For 25 years, nobody ate more meat than Gary Yourofsky. He wore leather shoes and even owned a goat fur coat.
But now, at age 36, Yourofsky is a vegan activist. He neither eats nor wears anything that once had a face, a mother or a bowel movement.
Yourofsky is the founder of the Royal Oak-based animal rights organization, ADAPTT (Animals Deserve Absolute Protection Today and Tomorrow). Lean, toned, and just a little bald, he delivers his litany to college classrooms around the country. Since ADAPTT’s 1996 inception, Yourofsky has given nearly 1,000 lectures — and on Nov. 14, he spoke at Wayne State University.
Yourofsky shows footage he took himself showing the gruesome inside of slaughterhouses. Cows are chopped up and baby chicks run through grinders. He uses “Even God Must Get the Blues” by Jo Dee Messina as background music, and as the line, “Rain falls down from heaven” plays, a goat’s blood sprays from its wounded neck on to the ground.
As people turned away from the footage, Yourofsky said, “If it’s not good enough for your eyes, then why your stomach?”
Yourofsky’s path to veganism began in his early 20s when he went behind the scenes at the Shrine Circus, where his stepfather is a clown. He saw three elephants chained to the floor, swaying neurotically from their imprisonment. He looked around and saw bears in yellow tutus and tights and other unnatural sights.
He said to his friend, “Let’s get the hell outta here.” Over the next few years he switched to a vegan lifestyle.
As a vegan, he is opposed to speciesism, which holds that humans have a right to do whatever they want to animals — whether to be eaten, or experimented on, or treated poorly. Yourofsky feels that animals have the right to live free; human enslavement of lower creatures, he said, is a form of social injustice.

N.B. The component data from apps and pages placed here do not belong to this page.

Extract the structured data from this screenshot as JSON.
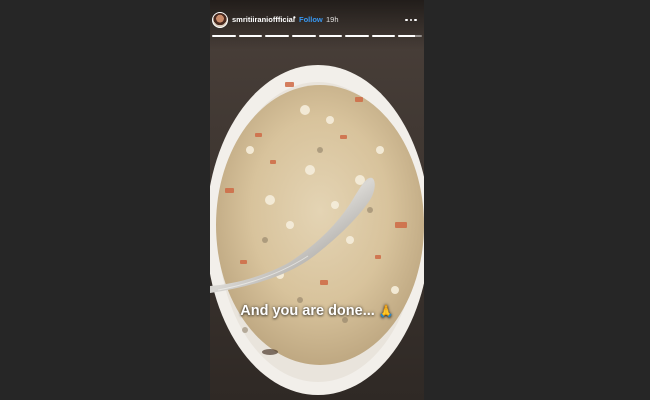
{
  "story": {
    "username": "smritiiranioffficial",
    "separator": "•",
    "follow_label": "Follow",
    "time_ago": "19h",
    "more_icon": "more-horizontal-icon",
    "progress": {
      "segments": 8,
      "completed": 8,
      "current_fraction": 0.7
    },
    "caption": "And you are done...",
    "caption_emoji": "folded-hands-icon"
  },
  "colors": {
    "page_background": "#262626",
    "follow_link": "#3897f0",
    "text": "#ffffff"
  }
}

On April 31, 1997, Yourofsky, with members of the Animal Liberation Front, released 1,542 minks from Ebert’s Fur Farm in Blenheim, Ontario. He spent 77 days in a Canadian prison for his efforts.
His contention is, why is it illegal to free tortured and enslaved animals, but legal to harvest animals for slaughter in the first place? Which is the greater crime? In Yourofsky’s mind, there is no question about this. Fighting for animal rights allows him to be able to look at himself in the mirror every day.
As for those who love a tasty piece of meat and are hooked, Yourofsky once loved meat as well. He thinks it is a murderous addiction, one based on cruelty for wanting a piece of flesh.
“But, sadly, heroin, cocaine and alcohol ain’t got shit on meat, cheese, milk and eggs,” said Yourofsky.
According to Yourofsky, 98-99 percent of all animal abuse occurs in the meat, dairy and egg industry. Also, it is an industry that uses up 70 percent of the U.S.’s crops that could be used to feed humans. Meat and dairy are subsidized by the government. Water is free to farmers, and cattle are allowed to graze on public land. It is about supply and demand. If people stop wanting these products, the cruelty would stop, too.
Yourofsky went on to say that humans find difficulty in digesting meat, and that it makes the blood acidic. To combat this, calcium is leached out of bones to correct the pH. Furthermore, many people are lactose intolerant. These are more reasons to veg it, and go whole grain, legumes, tofu and soy.
“How is soy gross? Blood, flesh, veins, muscles and tendons are gross,” said Yourofsky.
Yet at the heart of his argument, Yourofsky feels animals should be treated by the golden rule. Animals should be treated as humans are treated. He quoted clergyman William Inge as saying, “If animals formed a religion, humans would be depicted as the devil.”
Yourofsky sees hatred from every corner of society. This is his way to lift up those he sees as oppressed.